1 egg *
1 medium sized red onion, finely chopped
1 tbsp Fish Souce (Nam Pla) or Soy Sauce
1/2 glass of finely-chopped cilantro (coriander) leaves
Corn Flour (optional)
As opposed to most of the bakery recipes I publish on this blog, these breads take quite some time to prepare. On the positive side, they are amazingly good, and every time I make them, they get eaten within a matter of hours. So, if you’d like to take up a challenge – lets bake a filled Challah.
The original idea of making such a bread is not mine. It belongs to Erez Komarovsky, a chef/baker that started as an owner of a bakery, then developed it into a network of bakeries, then added restaurants, and then sold them all in order to move to a quiet and peaceful Galilee to continue cooking (and teaching others) there.
The idea of baking a Pâte à pain roll filled with vegetables (or meat, or cheese) is, of course, far from being original. The innovation here is taking the same approach with a Challah bread. For those not familiar with the concept, let me say a couple of words about Challah: it is a kind of bread loaf, prepared for festive days according to Jewish tradition. (Saturday, for instance, is a festive day). It is a kind of very soft (and, in many cases sweet) pastry, that is very aromatic. In fact, for many Jewish families, the aroma of freshly baked Challah is intrinsically connected with the aroma of “home”. The goal Erez has defined for himself was to keep these very important qualities of Challah, but to create a filled version, where the filling would combine naturally with the dough.
I found a nice squid salad recipe at eryv’s journal, some time ago, and remembered it again relatively recently. Since I didn’t look at the original recipe and made the salad from memory, it turned out as a surprise that the result was very similar to the original. (A case of “Great minds think alike? :-)) The salad is very fresh, ideal for summer days. If you have fresh home-baked bread, the go just lovely together.
2 large red bell peppers
3 medium-sized tomatoes
1 medium-sized red (purple) onion
5-10 parsley branches
2 basil branches
1 tbsp. capers (salted)
Juice of half-a-lemon
2 tbsp. olive oil
1 kg calamari (tentacles for this salad)
There is something about thick/creamy orange-colored soups that make them especially popular in my family. Maybe its the fact that a bright orange color is a great mood setter, or my husband’s love for sweet potatoes (and mine for pumpkins) or something else. The fact is, that, at least twice a month, I find myself preparing an orange-colored soup. They can be lighter in summer and heavier/thicker in winter. This time I wanted to make something original and “play” a bit with the ingredients.
Here’s the logic for the ingredients: goat cheese is a great companion for pumpkin and sweet potato, as its piquancy combines well with their natural sweetness.
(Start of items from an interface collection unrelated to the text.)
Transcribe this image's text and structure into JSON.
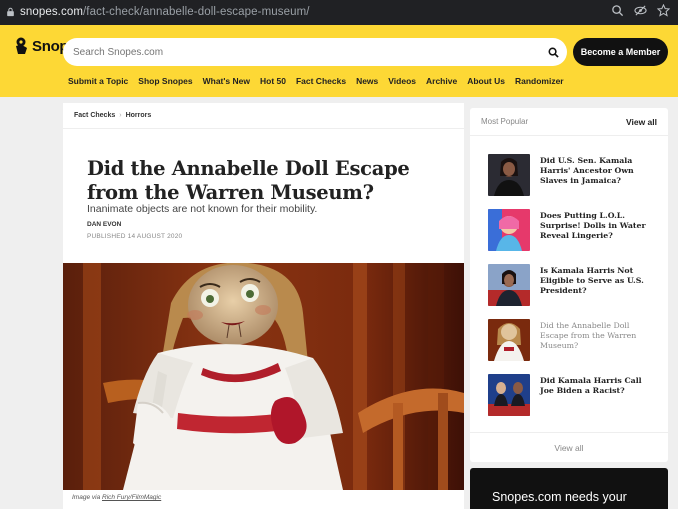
{
  "browser": {
    "domain": "snopes.com",
    "path": "/fact-check/annabelle-doll-escape-museum/"
  },
  "header": {
    "logo_text": "Snopes",
    "search_placeholder": "Search Snopes.com",
    "member_button": "Become a Member",
    "nav": [
      "Submit a Topic",
      "Shop Snopes",
      "What's New",
      "Hot 50",
      "Fact Checks",
      "News",
      "Videos",
      "Archive",
      "About Us",
      "Randomizer"
    ]
  },
  "article": {
    "breadcrumb": [
      "Fact Checks",
      "Horrors"
    ],
    "title": "Did the Annabelle Doll Escape from the Warren Museum?",
    "subtitle": "Inanimate objects are not known for their mobility.",
    "author": "DAN EVON",
    "published": "PUBLISHED 14 AUGUST 2020",
    "caption_prefix": "Image via",
    "caption_link": "Rich Fury/FilmMagic"
  },
  "sidebar": {
    "heading": "Most Popular",
    "view_all_top": "View all",
    "view_all_bottom": "View all",
    "items": [
      {
        "title": "Did U.S. Sen. Kamala Harris' Ancestor Own Slaves in Jamaica?",
        "visited": false
      },
      {
        "title": "Does Putting L.O.L. Surprise! Dolls in Water Reveal Lingerie?",
        "visited": false
      },
      {
        "title": "Is Kamala Harris Not Eligible to Serve as U.S. President?",
        "visited": false
      },
      {
        "title": "Did the Annabelle Doll Escape from the Warren Museum?",
        "visited": true
      },
      {
        "title": "Did Kamala Harris Call Joe Biden a Racist?",
        "visited": false
      }
    ]
  },
  "promo": {
    "text": "Snopes.com needs your"
  },
  "colors": {
    "brand_yellow": "#fdd835",
    "browser_bar": "#202124"
  }
}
Additionally acidity and aroma of oranges provides a great complement/contradiction to a velvety sweet pumpkin taste. All that’s remaining is to add some low-fat cream to balance (and subdue) all the flavors and we’re getting a very original, rich winter-type soup with great aroma and substance. It is thick, but, thanks to orange notes, doesn’t feel heavy at all.
(For 2-2.5 liters of soup)
1 Cucurbita moschata pumpkin (or 1.5 kgs of ordinary pumpkin)
1 medium-size carrot
1 medium-size sweet potato
1 small onion
1 trunk of leek
30 gr. butter
3 branches of thyme
250 gr. low fat cream
100 gr. young white goat cheese
Following-up on the mini-quiches theme started by Mini Pumpkin and Three Cheese Quiches post. Below is the recipe for very quick eggplant quiches.
(For 7 quiches)
1 medium-sized eggplant
1 medium-sized red bell pepper
2 tbsp. olive oil
2 tbsp. sour cream
120 gr. feta cheese
1 tbsp. bread crumbs
1 branch of basil and 1 branch of thyme
Here’s a very quick recipe for mini-quiches. They are very quick and can make an excellent breakfast or late-night dinner snack. When accompanied by some sort of a fresh salad as a side dish they can become a complete light meal. Also, they are a great idea for picnicking – the portions are already made and they can be great without pre-heating.
(For 12 quiches)
150 gr. pumpkin
150 gr. carrot
150 gr. sweet potato
150 gr. kashkaval cheese
160 gr. mozzarella cheese
60 gr. Roquefort cheese
4 tbsp. vegetable oil
3 garlic cloves
Leaves from 3 branches of basil